Using the string "Output" as the key, pull each matching line out of the records below.

### Available data

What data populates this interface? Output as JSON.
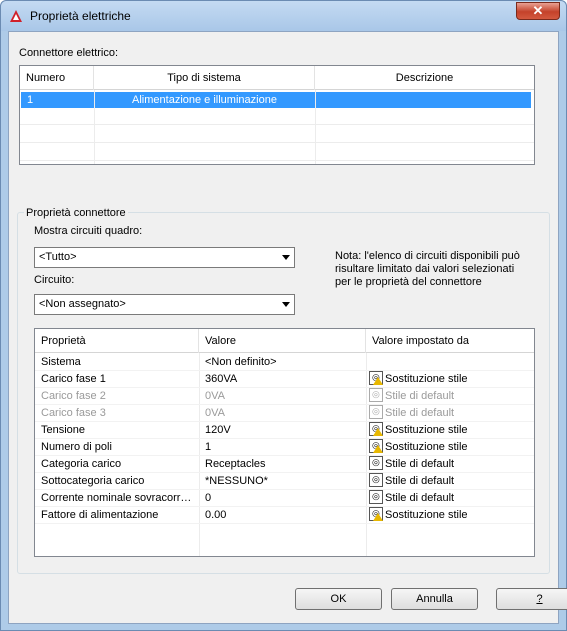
{
  "window": {
    "title": "Proprietà elettriche",
    "close_label": "✕"
  },
  "connector": {
    "label": "Connettore elettrico:",
    "columns": [
      "Numero",
      "Tipo di sistema",
      "Descrizione"
    ],
    "rows": [
      {
        "numero": "1",
        "tipo": "Alimentazione e illuminazione",
        "descrizione": ""
      }
    ]
  },
  "connector_props": {
    "group_title": "Proprietà connettore",
    "mostra_label": "Mostra circuiti quadro:",
    "mostra_value": "<Tutto>",
    "circuito_label": "Circuito:",
    "circuito_value": "<Non assegnato>",
    "note": "Nota: l'elenco di circuiti disponibili può risultare limitato dai valori selezionati per le proprietà del connettore"
  },
  "props_table": {
    "columns": [
      "Proprietà",
      "Valore",
      "Valore impostato da"
    ],
    "rows": [
      {
        "prop": "Sistema",
        "val": "<Non definito>",
        "src": "",
        "icon": "none",
        "disabled": false
      },
      {
        "prop": "Carico fase 1",
        "val": "360VA",
        "src": "Sostituzione stile",
        "icon": "override",
        "disabled": false
      },
      {
        "prop": "Carico fase 2",
        "val": "0VA",
        "src": "Stile di default",
        "icon": "default",
        "disabled": true
      },
      {
        "prop": "Carico fase 3",
        "val": "0VA",
        "src": "Stile di default",
        "icon": "default",
        "disabled": true
      },
      {
        "prop": "Tensione",
        "val": "120V",
        "src": "Sostituzione stile",
        "icon": "override",
        "disabled": false
      },
      {
        "prop": "Numero di poli",
        "val": "1",
        "src": "Sostituzione stile",
        "icon": "override",
        "disabled": false
      },
      {
        "prop": "Categoria carico",
        "val": "Receptacles",
        "src": "Stile di default",
        "icon": "default",
        "disabled": false
      },
      {
        "prop": "Sottocategoria carico",
        "val": "*NESSUNO*",
        "src": "Stile di default",
        "icon": "default",
        "disabled": false
      },
      {
        "prop": "Corrente nominale sovracorr…",
        "val": "0",
        "src": "Stile di default",
        "icon": "default",
        "disabled": false
      },
      {
        "prop": "Fattore di alimentazione",
        "val": "0.00",
        "src": "Sostituzione stile",
        "icon": "override",
        "disabled": false
      }
    ]
  },
  "buttons": {
    "ok": "OK",
    "cancel": "Annulla",
    "help": "?"
  },
  "colors": {
    "selection": "#3399ff",
    "title_bar": "#aecbe8",
    "close": "#c4422a"
  }
}
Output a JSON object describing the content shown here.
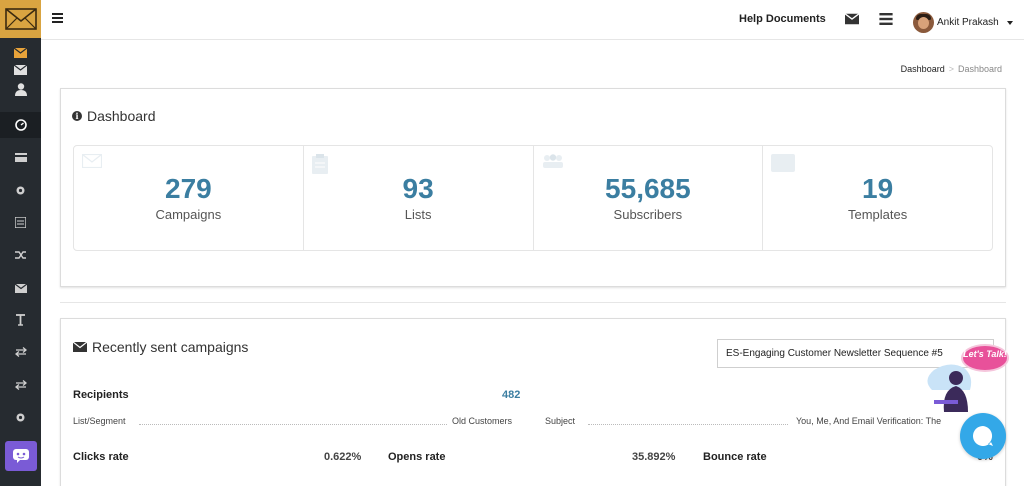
{
  "header": {
    "help_label": "Help Documents",
    "user_name": "Ankit Prakash"
  },
  "breadcrumb": {
    "items": [
      "Dashboard",
      "Dashboard"
    ],
    "separator": ">"
  },
  "dashboard": {
    "title": "Dashboard",
    "stats": [
      {
        "value": "279",
        "label": "Campaigns",
        "icon": "envelope-icon"
      },
      {
        "value": "93",
        "label": "Lists",
        "icon": "clipboard-icon"
      },
      {
        "value": "55,685",
        "label": "Subscribers",
        "icon": "users-icon"
      },
      {
        "value": "19",
        "label": "Templates",
        "icon": "template-icon"
      }
    ]
  },
  "recent": {
    "title": "Recently sent campaigns",
    "selected_campaign": "ES-Engaging Customer Newsletter Sequence #5",
    "recipients_label": "Recipients",
    "recipients_value": "482",
    "list_segment_label": "List/Segment",
    "list_segment_value": "Old Customers",
    "subject_label": "Subject",
    "subject_value": "You, Me, And Email Verification: The",
    "clicks_label": "Clicks rate",
    "clicks_value": "0.622%",
    "opens_label": "Opens rate",
    "opens_value": "35.892%",
    "bounce_label": "Bounce rate",
    "bounce_value": "0%"
  },
  "chat": {
    "bubble_text": "Let's Talk!"
  },
  "colors": {
    "sidebar": "#262b30",
    "logo": "#d9a441",
    "accent": "#3b7ea1",
    "chat_widget": "#33a8e8",
    "lets_talk": "#e8519a",
    "chat_sidebar": "#7a5bd6"
  },
  "sidebar_icons": [
    "envelope-icon",
    "mail-icon",
    "user-icon",
    "dashboard-icon",
    "card-icon",
    "gear-icon",
    "list-icon",
    "shuffle-icon",
    "mail-icon",
    "text-icon",
    "transfer-icon",
    "transfer-icon",
    "settings-icon",
    "chat-icon"
  ]
}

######

_Problem solution_
What data populates this interface? Output as JSON.
Output a JSON object describing the content shown here.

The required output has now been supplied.